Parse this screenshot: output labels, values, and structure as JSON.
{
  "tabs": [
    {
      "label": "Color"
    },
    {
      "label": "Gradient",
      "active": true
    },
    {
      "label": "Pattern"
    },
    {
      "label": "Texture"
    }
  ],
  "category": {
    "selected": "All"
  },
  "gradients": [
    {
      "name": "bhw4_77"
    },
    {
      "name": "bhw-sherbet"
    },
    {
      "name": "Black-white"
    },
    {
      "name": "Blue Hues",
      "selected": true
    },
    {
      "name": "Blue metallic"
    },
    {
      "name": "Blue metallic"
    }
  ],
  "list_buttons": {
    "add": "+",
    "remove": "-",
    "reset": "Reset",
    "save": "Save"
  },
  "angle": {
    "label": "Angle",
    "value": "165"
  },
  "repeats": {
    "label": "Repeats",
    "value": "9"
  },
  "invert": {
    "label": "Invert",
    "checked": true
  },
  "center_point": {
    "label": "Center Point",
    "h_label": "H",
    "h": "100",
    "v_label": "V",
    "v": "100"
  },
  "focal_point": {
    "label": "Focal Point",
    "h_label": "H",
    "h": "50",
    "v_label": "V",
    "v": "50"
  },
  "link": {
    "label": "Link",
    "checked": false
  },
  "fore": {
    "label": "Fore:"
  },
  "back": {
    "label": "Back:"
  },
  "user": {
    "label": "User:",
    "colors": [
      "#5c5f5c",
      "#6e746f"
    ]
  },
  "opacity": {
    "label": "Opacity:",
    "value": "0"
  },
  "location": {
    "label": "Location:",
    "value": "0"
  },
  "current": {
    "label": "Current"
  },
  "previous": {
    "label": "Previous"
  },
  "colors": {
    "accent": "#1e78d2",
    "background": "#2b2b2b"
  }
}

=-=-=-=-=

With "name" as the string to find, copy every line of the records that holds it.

Answer for this exercise -
      "name": "bhw4_77"
      "name": "bhw-sherbet"
      "name": "Black-white"
      "name": "Blue Hues",
      "name": "Blue metallic"
      "name": "Blue metallic"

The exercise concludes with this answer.